Another pretentious actor making the trip to Indiana is Trent Oliver played very well by Bud Weber. Trent is Julliard-trained and makes sure everyone, and I mean everyone, is aware of it. He is currently on a non-equity tour with the cast of Godspell. That must have helped his understanding of Christianity as Trent performs my favorite number in the show, “Love Thy Neighbor.” That song is intended to convince the Edgewater students that the Bible contains many principles in which they are violating, such as tattoos or pre-marital sex in response to their condemnation of homosexuality.

Emily Borromeo plays Angie as the fourth Broadway performer making the trip. Her role is not as dominant as the other three actors on the mission, but Ms. Borromeo’s rendition of “Zazz” with Ms. Kearney’s Emma is one of the show’s highlights. In that song, she explains jazz to Emma and her memories of Bob Fosse while she had performed in Chicago. Ms. Borromeo’s vocals and silky smooth dance moves are superb.

As the principal Mr. Hawkins, Sinclair Mitchell effectively provides the lone support for Emma’s quest to attend the prom until the Broadway actors plus an agent (Sheldon Saperstein played by Shavey Brown) swing into town. Mr. Mitchell’s acting props are evident as he displays his empathy for Emma.

The principal happens to be a fan of Dee Dee and they grow close from their dinner dates at Applebee’s only to realize that Dee Dee is in it for herself. She won him back with “The Lady’s Improving.” Mr. Mitchell also excels in his solo “We Look to You.”

Much of the drama in The Prom stems from Mrs. Greene, the PTA president and mother of Alyssa. Played proficiently by Ashanti J’Aria, Mrs. Greene is a tough, controlling mother who, like most conservative small town residents, is not a fan of homosexuality. For that reason, Alyssa had such difficulty coming out—until the end.

Aside from the splendid direction and choreography by Casey Nicholaw, the rest of the technical crew has done an outstanding job in making The Prom a sparkling spectacle. Conductor Chris Gurr and the orchestra deliver Mr. Skkar’s score beautifully and support the musical numbers effectively without overwhelming the vocals.

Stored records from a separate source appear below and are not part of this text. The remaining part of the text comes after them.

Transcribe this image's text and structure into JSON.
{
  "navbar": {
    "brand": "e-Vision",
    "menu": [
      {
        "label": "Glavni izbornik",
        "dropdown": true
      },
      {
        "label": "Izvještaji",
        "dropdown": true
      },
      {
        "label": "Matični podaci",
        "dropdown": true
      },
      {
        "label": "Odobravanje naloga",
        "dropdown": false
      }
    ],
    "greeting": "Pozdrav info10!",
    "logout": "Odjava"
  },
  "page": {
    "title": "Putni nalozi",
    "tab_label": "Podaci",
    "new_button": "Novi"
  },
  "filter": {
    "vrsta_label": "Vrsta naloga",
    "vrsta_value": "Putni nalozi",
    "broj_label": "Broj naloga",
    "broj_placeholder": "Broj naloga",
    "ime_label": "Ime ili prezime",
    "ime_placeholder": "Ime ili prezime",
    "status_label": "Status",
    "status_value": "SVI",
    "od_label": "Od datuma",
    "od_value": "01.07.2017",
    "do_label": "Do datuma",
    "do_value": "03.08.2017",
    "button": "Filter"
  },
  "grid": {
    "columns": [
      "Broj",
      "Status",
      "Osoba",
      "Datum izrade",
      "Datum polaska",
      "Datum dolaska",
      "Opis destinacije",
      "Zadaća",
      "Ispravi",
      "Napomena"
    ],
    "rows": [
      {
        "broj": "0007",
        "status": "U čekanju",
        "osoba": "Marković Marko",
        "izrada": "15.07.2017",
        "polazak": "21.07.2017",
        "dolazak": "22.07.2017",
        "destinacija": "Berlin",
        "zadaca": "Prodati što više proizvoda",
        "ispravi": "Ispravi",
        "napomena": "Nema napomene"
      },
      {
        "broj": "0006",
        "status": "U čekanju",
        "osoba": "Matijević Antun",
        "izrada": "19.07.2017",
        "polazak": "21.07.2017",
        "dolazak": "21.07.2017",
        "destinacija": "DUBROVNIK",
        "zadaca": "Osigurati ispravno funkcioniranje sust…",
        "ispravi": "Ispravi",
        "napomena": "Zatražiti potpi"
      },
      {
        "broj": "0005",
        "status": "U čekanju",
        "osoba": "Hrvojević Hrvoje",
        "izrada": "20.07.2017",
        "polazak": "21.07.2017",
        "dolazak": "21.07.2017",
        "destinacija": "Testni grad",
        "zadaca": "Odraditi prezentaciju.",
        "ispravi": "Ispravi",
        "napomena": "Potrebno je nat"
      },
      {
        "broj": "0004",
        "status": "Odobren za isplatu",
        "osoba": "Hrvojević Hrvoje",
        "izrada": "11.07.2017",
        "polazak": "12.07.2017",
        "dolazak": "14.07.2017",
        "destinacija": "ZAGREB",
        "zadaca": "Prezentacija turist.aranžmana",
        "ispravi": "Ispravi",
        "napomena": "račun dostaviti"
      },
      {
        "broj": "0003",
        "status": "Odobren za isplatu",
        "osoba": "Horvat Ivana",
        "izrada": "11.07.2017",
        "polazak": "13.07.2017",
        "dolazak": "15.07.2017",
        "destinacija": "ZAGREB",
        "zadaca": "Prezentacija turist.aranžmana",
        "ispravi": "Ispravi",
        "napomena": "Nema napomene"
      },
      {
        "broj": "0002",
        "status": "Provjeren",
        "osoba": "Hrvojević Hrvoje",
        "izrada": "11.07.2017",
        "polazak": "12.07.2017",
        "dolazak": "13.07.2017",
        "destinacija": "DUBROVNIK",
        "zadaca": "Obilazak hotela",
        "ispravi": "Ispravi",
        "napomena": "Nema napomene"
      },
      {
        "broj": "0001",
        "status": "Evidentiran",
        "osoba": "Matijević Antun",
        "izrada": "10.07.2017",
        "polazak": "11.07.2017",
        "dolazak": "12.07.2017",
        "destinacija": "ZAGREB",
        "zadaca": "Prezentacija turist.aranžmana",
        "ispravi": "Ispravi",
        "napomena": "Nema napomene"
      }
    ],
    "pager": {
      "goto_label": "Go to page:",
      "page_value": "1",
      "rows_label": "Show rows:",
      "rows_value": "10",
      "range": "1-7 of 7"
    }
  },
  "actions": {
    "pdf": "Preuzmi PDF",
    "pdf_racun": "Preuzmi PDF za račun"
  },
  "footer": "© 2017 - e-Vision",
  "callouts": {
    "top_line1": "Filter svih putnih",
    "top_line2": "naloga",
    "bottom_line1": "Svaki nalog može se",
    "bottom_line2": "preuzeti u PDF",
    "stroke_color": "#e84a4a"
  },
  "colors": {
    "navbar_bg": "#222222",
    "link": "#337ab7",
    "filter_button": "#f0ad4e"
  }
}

Scott Pask’s scenic design enhances the visual enjoyment. Scene changes are made swiftly mainly through the use of revolving backdrops that transform settings from the school corridor to the gym to a motel room to a bedroom to an Applebee’s and other venues.

Natasha Katz’s bright and colorful lighting design also adds to the visuals as do the costumes designed by Ann Roth and Matthew Pachtman.

The story of a young lesbian’s quest for love and acceptance is of paramount importance. The laugh lines and the comedic characters lighten the mood, but the main theme must not be overlooked.

It should be noted that the inspiration for the musical originated not from any circumstance in Indiana but from a real-life controversy that occurred in Itawamba Agricultural High School in Fulton, Mississippi in 2010.

The Prom was nominated for seven Tony Awards in 2019 but had the bad luck of going head-to-head against Hadestown. The Prom did, however, win the Drama Desk Award for Best Musical.

With excellent music, an important storyline and a brilliantly staged musical featuring a talented cast, you should get your dancing shoes on and be taken to The Prom. It will be a night to remember.

Running time. Two hours and 25 minutes.



jkile said...

Great article except Kaden uses they/them pronouns. Calling them "ms." is misgendering..

Unknown said...

I love watching the prom